- Complete restriction: the author, title, abstract, and dissertation will not be listed or accessible to anyone.
- Partial restriction, limited to those with U-M Kerberos access: the author, title, and abstract will be listed; the dissertation will be accessible only with permission of the student.
Only partial restrictions are allowed for extensions of the embargo beyond the initial two years. Students will be contacted via email at least one month before the expiration of the embargo period. The dissertation will be publicly released if the student does not request an extension and provide a reason for this request.
Students may lift an embargo and make their dissertation publicly accessible at any time.
How do I ask that access to my dissertation in Deep Blue be restricted?
We recommend that you confer about dissertation embargo options with your Dissertation Chair and other members of your dissertation committee.

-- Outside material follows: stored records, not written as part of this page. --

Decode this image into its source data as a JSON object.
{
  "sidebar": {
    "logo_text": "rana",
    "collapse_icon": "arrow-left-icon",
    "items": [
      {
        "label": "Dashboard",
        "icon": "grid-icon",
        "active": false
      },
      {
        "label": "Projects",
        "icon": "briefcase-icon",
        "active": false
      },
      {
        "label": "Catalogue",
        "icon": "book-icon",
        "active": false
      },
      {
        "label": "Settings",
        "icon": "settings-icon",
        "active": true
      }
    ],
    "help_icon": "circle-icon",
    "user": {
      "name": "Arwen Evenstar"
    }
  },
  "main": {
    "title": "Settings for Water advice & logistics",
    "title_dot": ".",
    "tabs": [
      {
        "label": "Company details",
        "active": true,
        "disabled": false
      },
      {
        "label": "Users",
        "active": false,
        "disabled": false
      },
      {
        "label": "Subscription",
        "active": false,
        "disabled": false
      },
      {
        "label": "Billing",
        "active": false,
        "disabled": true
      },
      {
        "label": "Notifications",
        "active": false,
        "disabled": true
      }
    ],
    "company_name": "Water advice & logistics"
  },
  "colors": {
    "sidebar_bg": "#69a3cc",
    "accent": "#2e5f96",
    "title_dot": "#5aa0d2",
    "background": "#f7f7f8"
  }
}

If you decide to request an embargo, you will apply for an “Embargo Request.” Your Dissertation Chair (or Co-Chairs) must approve.
Can my advisor restrict access to my dissertation?
No. It is your dissertation and an embargo request must come from you, with the approval of your Dissertation Chair/Co-Chairs.
Am I required to submit my dissertation to ProQuest?
Beginning with the 2012-13 academic year, the Graduate School strongly encourages all doctoral students to submit their dissertations to ProQuest, but does not require it.
Why should I submit my dissertation to ProQuest?
The Graduate School strongly encourages doctoral students to submit a digital copy of the final dissertation to ProQuest Dissertation Publishing.
Beginning with the 2012-13 academic year, you may digitally submit your dissertation to ProQuest at no cost. By making a copy of your dissertation available through ProQuest, your work will become part of the world’s largest permanent archive of doctoral dissertations. Founded by an alumnus of the University of Michigan, since 1938 ProQuest has been archiving and distributing dissertations from graduate schools around the world, and today manages a database that includes 90 percent of all dissertations from U.S. institutions. Abstracts of dissertations submitted to ProQuest are listed with the Library of Congress collections, and are published in Dissertation Abstracts International. By providing ProQuest with a digital copy of your dissertation, an archived microfilm copy is created and a digital copy is made available through the largest central repository of dissertations in the U.S., one that has been designated as an official off-site repository of the Library of Congress. You retain all intellectual property rights to your dissertation, and are free to publish it later in parts or in its entirety. When you submit your dissertation to ProQuest, you will be asked to sign an agreement with ProQuest online. You also may request ProQuest to register the copyright for your dissertation in your name, but you should first discuss this option with your Chair or Co-Chairs.
May I ask ProQuest to delay release of my dissertation?
Yes. You may indicate what kind of embargo you would like on the ProQuest agreement you receive during your post-defense submission. You do not need permission to do this.
Whom should I contact if I have further questions?
You should discuss any questions you may have with your Dissertation Committee Chair or Co-Chairs. You may also email OARD.firstname.lastname@example.org.
Contact Academic Records and Dissertations
0120 Rackham Building
915 E. Washington St.
Ann Arbor, MI 48109-1070
Academic Records and Dissertations is open Monday through Friday, 8:00 a.m. to 5:00 p.m.
The office is closed Saturdays and Sundays and on the following holidays: Thanksgiving (Thursday and the following Friday), Christmas through New Year's, Memorial Day, Independence Day (July 4), and Labor Day.